-------- ENTRIES SHOWN
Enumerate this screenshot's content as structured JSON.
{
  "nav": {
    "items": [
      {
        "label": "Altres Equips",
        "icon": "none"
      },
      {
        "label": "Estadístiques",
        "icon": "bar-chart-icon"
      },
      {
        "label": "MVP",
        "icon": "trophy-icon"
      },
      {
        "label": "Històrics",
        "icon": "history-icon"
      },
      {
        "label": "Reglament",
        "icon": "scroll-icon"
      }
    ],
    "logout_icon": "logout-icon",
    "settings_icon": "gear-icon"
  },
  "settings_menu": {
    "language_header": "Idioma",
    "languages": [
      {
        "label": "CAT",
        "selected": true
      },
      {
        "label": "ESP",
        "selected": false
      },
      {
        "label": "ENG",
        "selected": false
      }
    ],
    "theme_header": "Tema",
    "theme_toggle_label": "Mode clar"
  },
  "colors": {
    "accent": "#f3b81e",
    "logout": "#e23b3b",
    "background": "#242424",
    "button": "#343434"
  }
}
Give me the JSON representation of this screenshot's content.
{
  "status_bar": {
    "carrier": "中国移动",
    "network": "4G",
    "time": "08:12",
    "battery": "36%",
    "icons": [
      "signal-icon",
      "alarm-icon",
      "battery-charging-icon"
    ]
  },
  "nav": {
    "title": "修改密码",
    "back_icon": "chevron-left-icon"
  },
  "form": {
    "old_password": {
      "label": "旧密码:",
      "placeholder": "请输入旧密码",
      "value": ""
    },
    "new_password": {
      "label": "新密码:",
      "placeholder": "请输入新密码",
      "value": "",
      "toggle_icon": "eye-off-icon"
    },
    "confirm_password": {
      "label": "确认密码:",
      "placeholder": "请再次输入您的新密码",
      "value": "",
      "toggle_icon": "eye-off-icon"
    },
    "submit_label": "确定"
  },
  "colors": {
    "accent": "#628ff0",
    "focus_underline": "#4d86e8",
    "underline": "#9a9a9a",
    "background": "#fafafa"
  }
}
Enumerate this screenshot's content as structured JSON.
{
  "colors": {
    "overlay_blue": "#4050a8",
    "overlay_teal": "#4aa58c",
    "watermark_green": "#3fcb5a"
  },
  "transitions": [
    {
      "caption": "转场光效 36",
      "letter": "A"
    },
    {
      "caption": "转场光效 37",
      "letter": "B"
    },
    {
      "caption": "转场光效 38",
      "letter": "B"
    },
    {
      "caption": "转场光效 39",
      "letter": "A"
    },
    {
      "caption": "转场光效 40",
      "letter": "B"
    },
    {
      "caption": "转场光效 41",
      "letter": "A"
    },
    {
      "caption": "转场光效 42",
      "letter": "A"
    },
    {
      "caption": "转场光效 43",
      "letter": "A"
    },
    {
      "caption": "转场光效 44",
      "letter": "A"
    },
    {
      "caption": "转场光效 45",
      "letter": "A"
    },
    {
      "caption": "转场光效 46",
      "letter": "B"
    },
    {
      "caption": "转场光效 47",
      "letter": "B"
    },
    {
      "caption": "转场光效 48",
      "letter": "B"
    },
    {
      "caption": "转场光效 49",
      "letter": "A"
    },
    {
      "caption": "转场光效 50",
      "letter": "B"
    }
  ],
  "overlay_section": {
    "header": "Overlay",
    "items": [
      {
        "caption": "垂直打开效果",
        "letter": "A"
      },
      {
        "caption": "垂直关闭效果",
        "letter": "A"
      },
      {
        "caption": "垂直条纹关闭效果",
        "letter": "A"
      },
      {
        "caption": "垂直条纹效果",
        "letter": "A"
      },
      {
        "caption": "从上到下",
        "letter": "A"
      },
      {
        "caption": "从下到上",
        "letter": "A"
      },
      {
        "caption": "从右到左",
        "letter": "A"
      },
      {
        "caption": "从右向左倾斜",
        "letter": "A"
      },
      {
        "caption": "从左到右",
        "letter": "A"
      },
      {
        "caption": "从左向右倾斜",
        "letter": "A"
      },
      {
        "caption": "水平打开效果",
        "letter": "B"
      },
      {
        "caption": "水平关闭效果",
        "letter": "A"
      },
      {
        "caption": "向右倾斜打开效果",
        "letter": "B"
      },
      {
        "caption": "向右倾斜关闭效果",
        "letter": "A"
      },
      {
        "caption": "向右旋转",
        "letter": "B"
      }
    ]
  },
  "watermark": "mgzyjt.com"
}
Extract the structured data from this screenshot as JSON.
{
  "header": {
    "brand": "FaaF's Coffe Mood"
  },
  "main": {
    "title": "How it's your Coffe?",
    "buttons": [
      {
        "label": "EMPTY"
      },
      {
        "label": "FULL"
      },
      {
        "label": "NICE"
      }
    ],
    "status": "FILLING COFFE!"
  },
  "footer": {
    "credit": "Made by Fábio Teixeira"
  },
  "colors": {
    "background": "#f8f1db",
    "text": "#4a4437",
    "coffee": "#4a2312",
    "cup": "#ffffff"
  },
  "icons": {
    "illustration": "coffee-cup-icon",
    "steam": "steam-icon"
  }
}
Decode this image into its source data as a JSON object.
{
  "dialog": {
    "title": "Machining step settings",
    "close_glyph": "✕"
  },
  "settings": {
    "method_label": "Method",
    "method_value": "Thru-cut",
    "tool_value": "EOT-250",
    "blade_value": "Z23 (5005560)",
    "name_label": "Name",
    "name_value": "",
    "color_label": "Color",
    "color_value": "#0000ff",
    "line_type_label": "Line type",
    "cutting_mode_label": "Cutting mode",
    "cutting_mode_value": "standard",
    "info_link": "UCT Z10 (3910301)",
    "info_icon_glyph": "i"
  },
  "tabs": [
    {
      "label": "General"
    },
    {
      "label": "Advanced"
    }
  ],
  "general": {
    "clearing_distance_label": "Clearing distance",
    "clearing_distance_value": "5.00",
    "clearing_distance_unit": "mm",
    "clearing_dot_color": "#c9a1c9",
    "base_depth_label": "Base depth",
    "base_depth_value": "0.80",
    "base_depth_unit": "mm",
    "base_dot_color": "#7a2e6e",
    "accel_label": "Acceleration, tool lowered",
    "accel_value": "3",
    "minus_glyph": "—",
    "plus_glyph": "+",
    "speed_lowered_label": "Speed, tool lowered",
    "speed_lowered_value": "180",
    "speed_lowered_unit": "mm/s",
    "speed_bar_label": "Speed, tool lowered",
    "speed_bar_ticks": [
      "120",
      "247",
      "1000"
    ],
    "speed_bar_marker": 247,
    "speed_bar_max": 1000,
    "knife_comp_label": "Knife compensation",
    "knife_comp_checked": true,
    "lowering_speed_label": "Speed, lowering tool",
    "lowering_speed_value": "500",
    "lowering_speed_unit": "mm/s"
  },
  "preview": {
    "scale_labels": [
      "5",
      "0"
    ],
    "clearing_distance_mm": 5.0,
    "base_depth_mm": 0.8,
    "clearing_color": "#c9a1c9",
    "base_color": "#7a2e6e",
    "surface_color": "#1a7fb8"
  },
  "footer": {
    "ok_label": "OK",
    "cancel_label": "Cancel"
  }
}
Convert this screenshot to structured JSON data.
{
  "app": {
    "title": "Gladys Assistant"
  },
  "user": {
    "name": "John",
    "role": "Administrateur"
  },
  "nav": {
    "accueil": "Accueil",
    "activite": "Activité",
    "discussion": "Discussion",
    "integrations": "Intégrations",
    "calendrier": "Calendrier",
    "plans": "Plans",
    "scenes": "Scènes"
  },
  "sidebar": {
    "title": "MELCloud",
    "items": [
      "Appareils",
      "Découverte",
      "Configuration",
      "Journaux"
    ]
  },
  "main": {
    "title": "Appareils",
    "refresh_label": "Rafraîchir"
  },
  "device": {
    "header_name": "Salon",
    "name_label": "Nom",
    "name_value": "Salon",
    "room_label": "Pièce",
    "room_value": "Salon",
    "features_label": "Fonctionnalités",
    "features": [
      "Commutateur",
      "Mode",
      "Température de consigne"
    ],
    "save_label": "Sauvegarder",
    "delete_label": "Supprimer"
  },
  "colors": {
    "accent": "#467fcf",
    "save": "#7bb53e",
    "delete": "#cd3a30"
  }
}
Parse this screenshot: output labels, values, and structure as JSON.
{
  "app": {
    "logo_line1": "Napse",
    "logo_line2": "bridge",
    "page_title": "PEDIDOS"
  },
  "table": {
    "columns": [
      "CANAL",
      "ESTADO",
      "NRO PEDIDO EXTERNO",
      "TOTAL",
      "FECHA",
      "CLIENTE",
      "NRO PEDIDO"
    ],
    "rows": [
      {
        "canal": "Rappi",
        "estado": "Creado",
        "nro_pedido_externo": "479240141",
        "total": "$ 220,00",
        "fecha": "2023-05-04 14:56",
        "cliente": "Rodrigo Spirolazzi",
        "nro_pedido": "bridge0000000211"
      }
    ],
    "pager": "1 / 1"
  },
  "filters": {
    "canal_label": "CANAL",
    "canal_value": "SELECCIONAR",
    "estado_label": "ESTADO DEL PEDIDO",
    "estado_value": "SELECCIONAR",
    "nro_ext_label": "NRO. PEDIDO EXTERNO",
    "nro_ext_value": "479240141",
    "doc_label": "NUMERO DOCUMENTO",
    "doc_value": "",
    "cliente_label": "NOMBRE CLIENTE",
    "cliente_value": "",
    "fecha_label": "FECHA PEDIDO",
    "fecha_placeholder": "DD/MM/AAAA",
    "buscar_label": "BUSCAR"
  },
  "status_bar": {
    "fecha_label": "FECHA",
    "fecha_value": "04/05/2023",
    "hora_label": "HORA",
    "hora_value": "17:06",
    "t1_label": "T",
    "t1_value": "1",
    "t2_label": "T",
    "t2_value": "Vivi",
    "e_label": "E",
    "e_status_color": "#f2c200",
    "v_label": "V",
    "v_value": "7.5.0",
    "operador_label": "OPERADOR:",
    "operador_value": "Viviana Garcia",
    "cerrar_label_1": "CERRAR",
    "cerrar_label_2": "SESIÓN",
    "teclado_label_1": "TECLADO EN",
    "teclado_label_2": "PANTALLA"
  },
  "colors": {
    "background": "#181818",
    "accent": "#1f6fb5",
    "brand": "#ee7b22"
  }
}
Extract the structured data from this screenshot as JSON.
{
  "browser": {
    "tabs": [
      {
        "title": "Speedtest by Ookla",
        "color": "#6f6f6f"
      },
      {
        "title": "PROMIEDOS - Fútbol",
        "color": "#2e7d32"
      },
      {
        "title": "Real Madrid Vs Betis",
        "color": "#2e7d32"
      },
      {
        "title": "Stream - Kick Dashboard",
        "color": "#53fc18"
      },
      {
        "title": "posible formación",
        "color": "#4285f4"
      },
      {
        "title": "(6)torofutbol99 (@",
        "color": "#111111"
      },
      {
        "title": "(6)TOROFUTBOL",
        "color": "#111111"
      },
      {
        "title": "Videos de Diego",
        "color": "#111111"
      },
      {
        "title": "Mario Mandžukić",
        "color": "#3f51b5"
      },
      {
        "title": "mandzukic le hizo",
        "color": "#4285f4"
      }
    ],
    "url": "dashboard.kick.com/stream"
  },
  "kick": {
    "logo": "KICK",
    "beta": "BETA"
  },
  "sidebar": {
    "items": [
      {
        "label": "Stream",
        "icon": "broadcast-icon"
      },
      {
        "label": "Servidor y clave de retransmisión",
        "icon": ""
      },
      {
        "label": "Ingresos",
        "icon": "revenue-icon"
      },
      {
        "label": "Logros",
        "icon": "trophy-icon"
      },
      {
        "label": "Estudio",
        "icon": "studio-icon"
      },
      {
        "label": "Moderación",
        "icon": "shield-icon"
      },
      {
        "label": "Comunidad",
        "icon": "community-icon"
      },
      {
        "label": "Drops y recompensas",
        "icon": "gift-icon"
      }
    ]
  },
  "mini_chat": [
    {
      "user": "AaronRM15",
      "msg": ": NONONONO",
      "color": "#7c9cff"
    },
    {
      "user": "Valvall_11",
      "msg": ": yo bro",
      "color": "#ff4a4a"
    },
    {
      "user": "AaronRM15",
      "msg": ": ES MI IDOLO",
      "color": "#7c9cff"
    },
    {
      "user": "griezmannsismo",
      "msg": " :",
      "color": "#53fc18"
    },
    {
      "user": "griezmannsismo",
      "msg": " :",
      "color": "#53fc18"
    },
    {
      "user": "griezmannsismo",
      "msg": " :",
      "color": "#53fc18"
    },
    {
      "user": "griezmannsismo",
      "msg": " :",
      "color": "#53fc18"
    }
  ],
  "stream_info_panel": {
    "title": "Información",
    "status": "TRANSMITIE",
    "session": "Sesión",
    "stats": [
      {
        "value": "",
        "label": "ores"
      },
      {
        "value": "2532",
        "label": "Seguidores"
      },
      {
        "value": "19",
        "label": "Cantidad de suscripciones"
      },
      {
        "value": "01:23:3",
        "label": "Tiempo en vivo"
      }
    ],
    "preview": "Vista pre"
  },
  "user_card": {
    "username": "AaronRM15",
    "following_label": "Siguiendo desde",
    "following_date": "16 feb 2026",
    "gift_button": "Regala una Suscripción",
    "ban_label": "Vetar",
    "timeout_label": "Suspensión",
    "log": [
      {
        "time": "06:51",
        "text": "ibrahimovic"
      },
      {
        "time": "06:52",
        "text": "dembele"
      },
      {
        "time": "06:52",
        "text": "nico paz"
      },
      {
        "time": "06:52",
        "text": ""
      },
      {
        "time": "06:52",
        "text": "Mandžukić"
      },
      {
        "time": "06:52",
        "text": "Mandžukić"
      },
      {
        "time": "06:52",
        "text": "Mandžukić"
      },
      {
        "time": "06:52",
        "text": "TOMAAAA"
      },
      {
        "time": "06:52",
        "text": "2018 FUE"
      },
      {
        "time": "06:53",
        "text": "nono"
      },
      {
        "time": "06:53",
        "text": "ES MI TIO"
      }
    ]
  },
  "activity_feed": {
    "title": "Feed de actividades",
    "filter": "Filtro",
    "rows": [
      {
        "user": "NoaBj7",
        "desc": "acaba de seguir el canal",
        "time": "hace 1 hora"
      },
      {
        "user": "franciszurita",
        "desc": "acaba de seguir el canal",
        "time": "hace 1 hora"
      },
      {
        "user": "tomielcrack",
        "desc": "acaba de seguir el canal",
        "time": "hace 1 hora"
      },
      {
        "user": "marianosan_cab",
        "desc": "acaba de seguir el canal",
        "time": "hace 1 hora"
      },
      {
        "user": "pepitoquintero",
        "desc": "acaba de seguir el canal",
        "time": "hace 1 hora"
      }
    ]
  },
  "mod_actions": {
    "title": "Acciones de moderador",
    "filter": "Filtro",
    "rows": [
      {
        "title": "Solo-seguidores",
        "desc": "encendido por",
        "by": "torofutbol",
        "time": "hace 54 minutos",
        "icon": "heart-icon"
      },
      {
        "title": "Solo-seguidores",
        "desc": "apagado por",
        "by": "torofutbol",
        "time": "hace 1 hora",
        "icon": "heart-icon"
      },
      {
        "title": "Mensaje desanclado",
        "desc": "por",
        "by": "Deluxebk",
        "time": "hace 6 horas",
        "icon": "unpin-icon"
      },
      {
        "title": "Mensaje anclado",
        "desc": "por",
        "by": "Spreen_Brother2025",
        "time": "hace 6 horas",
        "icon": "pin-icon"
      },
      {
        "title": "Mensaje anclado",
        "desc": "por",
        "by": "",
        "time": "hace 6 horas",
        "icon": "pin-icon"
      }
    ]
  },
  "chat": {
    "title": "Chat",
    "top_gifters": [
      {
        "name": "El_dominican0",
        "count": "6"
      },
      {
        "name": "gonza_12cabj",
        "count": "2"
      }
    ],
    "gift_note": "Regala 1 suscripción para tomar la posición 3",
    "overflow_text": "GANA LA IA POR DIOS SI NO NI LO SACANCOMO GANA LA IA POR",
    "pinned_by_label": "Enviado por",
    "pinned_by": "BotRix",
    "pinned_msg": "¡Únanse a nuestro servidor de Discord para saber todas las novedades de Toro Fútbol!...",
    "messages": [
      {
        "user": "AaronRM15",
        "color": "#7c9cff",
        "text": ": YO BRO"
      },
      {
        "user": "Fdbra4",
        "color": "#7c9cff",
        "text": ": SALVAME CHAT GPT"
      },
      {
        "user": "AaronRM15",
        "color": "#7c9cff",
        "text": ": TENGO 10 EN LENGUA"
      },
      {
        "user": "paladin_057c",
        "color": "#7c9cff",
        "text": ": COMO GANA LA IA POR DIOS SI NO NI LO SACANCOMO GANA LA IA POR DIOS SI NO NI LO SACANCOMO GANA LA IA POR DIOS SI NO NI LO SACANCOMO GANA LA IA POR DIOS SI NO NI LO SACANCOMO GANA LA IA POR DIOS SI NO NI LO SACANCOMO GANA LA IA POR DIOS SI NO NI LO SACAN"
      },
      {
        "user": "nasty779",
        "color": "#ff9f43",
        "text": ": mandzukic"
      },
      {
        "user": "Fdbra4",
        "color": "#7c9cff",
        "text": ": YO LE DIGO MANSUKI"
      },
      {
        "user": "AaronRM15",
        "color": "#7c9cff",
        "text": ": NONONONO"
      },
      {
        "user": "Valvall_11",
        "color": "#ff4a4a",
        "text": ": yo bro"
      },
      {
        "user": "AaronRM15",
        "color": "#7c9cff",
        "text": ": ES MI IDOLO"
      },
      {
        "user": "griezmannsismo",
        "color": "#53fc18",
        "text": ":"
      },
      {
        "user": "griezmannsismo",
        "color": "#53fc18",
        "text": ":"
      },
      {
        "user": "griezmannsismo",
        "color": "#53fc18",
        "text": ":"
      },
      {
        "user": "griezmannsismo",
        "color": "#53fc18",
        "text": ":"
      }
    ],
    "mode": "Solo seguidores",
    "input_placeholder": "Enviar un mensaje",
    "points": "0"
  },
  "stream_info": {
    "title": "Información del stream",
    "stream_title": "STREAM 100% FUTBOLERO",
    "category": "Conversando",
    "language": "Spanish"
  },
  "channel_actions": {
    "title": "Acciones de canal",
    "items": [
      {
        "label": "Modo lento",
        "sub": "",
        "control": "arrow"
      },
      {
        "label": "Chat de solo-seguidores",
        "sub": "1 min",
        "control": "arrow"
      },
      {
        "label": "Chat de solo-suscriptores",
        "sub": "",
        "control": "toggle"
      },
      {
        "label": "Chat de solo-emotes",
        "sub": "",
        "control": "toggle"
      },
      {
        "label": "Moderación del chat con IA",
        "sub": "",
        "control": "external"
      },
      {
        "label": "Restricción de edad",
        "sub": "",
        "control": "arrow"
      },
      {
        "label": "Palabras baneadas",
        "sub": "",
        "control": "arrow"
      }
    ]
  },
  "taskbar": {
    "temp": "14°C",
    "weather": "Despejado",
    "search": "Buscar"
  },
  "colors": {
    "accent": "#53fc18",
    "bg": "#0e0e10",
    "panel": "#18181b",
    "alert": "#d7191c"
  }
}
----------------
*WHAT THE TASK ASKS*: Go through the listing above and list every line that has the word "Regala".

*TASK RESPONSE*:
    "gift_button": "Regala una Suscripción",
    "gift_note": "Regala 1 suscripción para tomar la posición 3",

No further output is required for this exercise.